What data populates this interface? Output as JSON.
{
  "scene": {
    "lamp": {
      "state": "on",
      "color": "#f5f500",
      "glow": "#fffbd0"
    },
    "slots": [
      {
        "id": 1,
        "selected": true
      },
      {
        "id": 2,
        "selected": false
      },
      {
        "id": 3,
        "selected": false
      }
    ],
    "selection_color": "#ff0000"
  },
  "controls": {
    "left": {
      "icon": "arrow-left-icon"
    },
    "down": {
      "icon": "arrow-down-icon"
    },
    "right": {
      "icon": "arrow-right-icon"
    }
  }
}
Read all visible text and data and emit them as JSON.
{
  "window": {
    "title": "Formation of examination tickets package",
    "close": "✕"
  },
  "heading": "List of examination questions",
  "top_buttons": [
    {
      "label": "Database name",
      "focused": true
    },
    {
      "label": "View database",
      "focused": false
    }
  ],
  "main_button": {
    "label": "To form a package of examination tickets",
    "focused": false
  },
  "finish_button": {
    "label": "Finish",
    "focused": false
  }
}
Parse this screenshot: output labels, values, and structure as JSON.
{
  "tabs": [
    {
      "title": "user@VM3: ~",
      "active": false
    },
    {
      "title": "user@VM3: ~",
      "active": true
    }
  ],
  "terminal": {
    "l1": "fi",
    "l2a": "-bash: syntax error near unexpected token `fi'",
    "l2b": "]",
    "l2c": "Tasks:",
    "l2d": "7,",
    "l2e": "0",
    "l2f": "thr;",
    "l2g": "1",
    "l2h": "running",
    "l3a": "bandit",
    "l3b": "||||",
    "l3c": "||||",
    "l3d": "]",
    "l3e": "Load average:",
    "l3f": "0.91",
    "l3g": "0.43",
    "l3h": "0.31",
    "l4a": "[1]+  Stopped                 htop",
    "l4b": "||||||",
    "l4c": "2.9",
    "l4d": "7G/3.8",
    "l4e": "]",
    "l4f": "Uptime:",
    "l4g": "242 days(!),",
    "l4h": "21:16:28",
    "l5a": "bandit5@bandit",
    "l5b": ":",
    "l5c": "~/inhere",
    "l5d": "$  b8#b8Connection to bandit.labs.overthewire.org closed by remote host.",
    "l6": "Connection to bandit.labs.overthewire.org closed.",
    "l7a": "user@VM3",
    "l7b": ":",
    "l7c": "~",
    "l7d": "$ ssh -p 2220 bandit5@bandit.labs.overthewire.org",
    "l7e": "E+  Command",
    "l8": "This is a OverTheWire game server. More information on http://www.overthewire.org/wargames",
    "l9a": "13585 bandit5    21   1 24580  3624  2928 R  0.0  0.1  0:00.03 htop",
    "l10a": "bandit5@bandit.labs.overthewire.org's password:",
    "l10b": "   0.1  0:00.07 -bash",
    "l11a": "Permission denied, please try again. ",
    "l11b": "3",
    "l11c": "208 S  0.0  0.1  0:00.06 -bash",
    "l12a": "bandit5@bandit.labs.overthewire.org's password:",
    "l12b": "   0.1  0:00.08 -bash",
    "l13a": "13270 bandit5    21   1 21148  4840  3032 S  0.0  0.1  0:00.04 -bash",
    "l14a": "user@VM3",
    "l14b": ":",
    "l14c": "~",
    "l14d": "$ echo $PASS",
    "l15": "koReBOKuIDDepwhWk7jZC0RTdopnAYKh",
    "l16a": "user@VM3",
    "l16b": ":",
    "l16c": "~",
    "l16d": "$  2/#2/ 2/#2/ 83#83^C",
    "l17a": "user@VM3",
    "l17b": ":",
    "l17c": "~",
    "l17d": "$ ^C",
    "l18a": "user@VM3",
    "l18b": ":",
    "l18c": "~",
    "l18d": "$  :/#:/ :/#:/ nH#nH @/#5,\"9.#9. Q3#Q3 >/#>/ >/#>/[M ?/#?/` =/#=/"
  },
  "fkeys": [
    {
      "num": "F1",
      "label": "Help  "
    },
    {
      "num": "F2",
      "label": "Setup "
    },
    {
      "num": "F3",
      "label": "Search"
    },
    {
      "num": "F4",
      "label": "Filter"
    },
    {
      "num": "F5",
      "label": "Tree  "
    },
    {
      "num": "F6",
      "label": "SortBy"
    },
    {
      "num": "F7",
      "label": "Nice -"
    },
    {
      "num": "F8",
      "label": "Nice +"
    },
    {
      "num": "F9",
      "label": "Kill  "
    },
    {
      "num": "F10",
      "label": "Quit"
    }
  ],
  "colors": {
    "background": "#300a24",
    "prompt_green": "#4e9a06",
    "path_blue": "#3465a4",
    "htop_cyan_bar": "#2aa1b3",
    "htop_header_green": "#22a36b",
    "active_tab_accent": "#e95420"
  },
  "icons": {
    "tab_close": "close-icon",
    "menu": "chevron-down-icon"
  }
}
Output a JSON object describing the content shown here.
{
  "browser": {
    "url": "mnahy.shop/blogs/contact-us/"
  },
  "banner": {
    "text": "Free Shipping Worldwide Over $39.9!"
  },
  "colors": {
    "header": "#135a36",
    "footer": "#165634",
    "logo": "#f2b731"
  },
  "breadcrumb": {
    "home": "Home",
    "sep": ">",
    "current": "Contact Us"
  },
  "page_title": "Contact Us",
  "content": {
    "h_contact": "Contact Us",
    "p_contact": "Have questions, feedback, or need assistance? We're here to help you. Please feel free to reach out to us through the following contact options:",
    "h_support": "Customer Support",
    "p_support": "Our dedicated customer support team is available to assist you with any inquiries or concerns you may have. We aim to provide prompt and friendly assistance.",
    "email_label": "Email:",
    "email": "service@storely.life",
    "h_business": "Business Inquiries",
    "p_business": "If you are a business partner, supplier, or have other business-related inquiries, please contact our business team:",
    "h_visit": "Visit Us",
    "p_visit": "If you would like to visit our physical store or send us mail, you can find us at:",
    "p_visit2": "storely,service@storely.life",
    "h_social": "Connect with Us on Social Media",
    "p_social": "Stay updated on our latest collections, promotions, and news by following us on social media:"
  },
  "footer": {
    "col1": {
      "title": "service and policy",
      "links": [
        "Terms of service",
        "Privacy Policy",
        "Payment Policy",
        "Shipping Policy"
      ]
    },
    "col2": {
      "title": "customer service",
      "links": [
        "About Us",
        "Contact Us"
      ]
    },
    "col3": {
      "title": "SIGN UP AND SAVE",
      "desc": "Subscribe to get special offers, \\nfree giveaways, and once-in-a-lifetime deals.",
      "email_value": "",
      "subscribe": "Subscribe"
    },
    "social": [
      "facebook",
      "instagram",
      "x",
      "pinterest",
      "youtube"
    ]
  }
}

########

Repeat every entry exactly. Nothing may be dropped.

What data populates this interface? Output as JSON.
{
  "scene": {
    "lamp": {
      "state": "on",
      "color": "#f5f500",
      "glow": "#fffbd0"
    },
    "slots": [
      {
        "id": 1,
        "selected": true
      },
      {
        "id": 2,
        "selected": false
      },
      {
        "id": 3,
        "selected": false
      }
    ],
    "selection_color": "#ff0000"
  },
  "controls": {
    "left": {
      "icon": "arrow-left-icon"
    },
    "down": {
      "icon": "arrow-down-icon"
    },
    "right": {
      "icon": "arrow-right-icon"
    }
  }
}
Read all visible text and data and emit them as JSON.
{
  "window": {
    "title": "Formation of examination tickets package",
    "close": "✕"
  },
  "heading": "List of examination questions",
  "top_buttons": [
    {
      "label": "Database name",
      "focused": true
    },
    {
      "label": "View database",
      "focused": false
    }
  ],
  "main_button": {
    "label": "To form a package of examination tickets",
    "focused": false
  },
  "finish_button": {
    "label": "Finish",
    "focused": false
  }
}
Parse this screenshot: output labels, values, and structure as JSON.
{
  "tabs": [
    {
      "title": "user@VM3: ~",
      "active": false
    },
    {
      "title": "user@VM3: ~",
      "active": true
    }
  ],
  "terminal": {
    "l1": "fi",
    "l2a": "-bash: syntax error near unexpected token `fi'",
    "l2b": "]",
    "l2c": "Tasks:",
    "l2d": "7,",
    "l2e": "0",
    "l2f": "thr;",
    "l2g": "1",
    "l2h": "running",
    "l3a": "bandit",
    "l3b": "||||",
    "l3c": "||||",
    "l3d": "]",
    "l3e": "Load average:",
    "l3f": "0.91",
    "l3g": "0.43",
    "l3h": "0.31",
    "l4a": "[1]+  Stopped                 htop",
    "l4b": "||||||",
    "l4c": "2.9",
    "l4d": "7G/3.8",
    "l4e": "]",
    "l4f": "Uptime:",
    "l4g": "242 days(!),",
    "l4h": "21:16:28",
    "l5a": "bandit5@bandit",
    "l5b": ":",
    "l5c": "~/inhere",
    "l5d": "$  b8#b8Connection to bandit.labs.overthewire.org closed by remote host.",
    "l6": "Connection to bandit.labs.overthewire.org closed.",
    "l7a": "user@VM3",
    "l7b": ":",
    "l7c": "~",
    "l7d": "$ ssh -p 2220 bandit5@bandit.labs.overthewire.org",
    "l7e": "E+  Command",
    "l8": "This is a OverTheWire game server. More information on http://www.overthewire.org/wargames",
    "l9a": "13585 bandit5    21   1 24580  3624  2928 R  0.0  0.1  0:00.03 htop",
    "l10a": "bandit5@bandit.labs.overthewire.org's password:",
    "l10b": "   0.1  0:00.07 -bash",
    "l11a": "Permission denied, please try again. ",
    "l11b": "3",
    "l11c": "208 S  0.0  0.1  0:00.06 -bash",
    "l12a": "bandit5@bandit.labs.overthewire.org's password:",
    "l12b": "   0.1  0:00.08 -bash",
    "l13a": "13270 bandit5    21   1 21148  4840  3032 S  0.0  0.1  0:00.04 -bash",
    "l14a": "user@VM3",
    "l14b": ":",
    "l14c": "~",
    "l14d": "$ echo $PASS",
    "l15": "koReBOKuIDDepwhWk7jZC0RTdopnAYKh",
    "l16a": "user@VM3",
    "l16b": ":",
    "l16c": "~",
    "l16d": "$  2/#2/ 2/#2/ 83#83^C",
    "l17a": "user@VM3",
    "l17b": ":",
    "l17c": "~",
    "l17d": "$ ^C",
    "l18a": "user@VM3",
    "l18b": ":",
    "l18c": "~",
    "l18d": "$  :/#:/ :/#:/ nH#nH @/#5,\"9.#9. Q3#Q3 >/#>/ >/#>/[M ?/#?/` =/#=/"
  },
  "fkeys": [
    {
      "num": "F1",
      "label": "Help  "
    },
    {
      "num": "F2",
      "label": "Setup "
    },
    {
      "num": "F3",
      "label": "Search"
    },
    {
      "num": "F4",
      "label": "Filter"
    },
    {
      "num": "F5",
      "label": "Tree  "
    },
    {
      "num": "F6",
      "label": "SortBy"
    },
    {
      "num": "F7",
      "label": "Nice -"
    },
    {
      "num": "F8",
      "label": "Nice +"
    },
    {
      "num": "F9",
      "label": "Kill  "
    },
    {
      "num": "F10",
      "label": "Quit"
    }
  ],
  "colors": {
    "background": "#300a24",
    "prompt_green": "#4e9a06",
    "path_blue": "#3465a4",
    "htop_cyan_bar": "#2aa1b3",
    "htop_header_green": "#22a36b",
    "active_tab_accent": "#e95420"
  },
  "icons": {
    "tab_close": "close-icon",
    "menu": "chevron-down-icon"
  }
}
Output a JSON object describing the content shown here.
{
  "browser": {
    "url": "mnahy.shop/blogs/contact-us/"
  },
  "banner": {
    "text": "Free Shipping Worldwide Over $39.9!"
  },
  "colors": {
    "header": "#135a36",
    "footer": "#165634",
    "logo": "#f2b731"
  },
  "breadcrumb": {
    "home": "Home",
    "sep": ">",
    "current": "Contact Us"
  },
  "page_title": "Contact Us",
  "content": {
    "h_contact": "Contact Us",
    "p_contact": "Have questions, feedback, or need assistance? We're here to help you. Please feel free to reach out to us through the following contact options:",
    "h_support": "Customer Support",
    "p_support": "Our dedicated customer support team is available to assist you with any inquiries or concerns you may have. We aim to provide prompt and friendly assistance.",
    "email_label": "Email:",
    "email": "service@storely.life",
    "h_business": "Business Inquiries",
    "p_business": "If you are a business partner, supplier, or have other business-related inquiries, please contact our business team:",
    "h_visit": "Visit Us",
    "p_visit": "If you would like to visit our physical store or send us mail, you can find us at:",
    "p_visit2": "storely,service@storely.life",
    "h_social": "Connect with Us on Social Media",
    "p_social": "Stay updated on our latest collections, promotions, and news by following us on social media:"
  },
  "footer": {
    "col1": {
      "title": "service and policy",
      "links": [
        "Terms of service",
        "Privacy Policy",
        "Payment Policy",
        "Shipping Policy"
      ]
    },
    "col2": {
      "title": "customer service",
      "links": [
        "About Us",
        "Contact Us"
      ]
    },
    "col3": {
      "title": "SIGN UP AND SAVE",
      "desc": "Subscribe to get special offers, \\nfree giveaways, and once-in-a-lifetime deals.",
      "email_value": "",
      "subscribe": "Subscribe"
    },
    "social": [
      "facebook",
      "instagram",
      "x",
      "pinterest",
      "youtube"
    ]
  }
}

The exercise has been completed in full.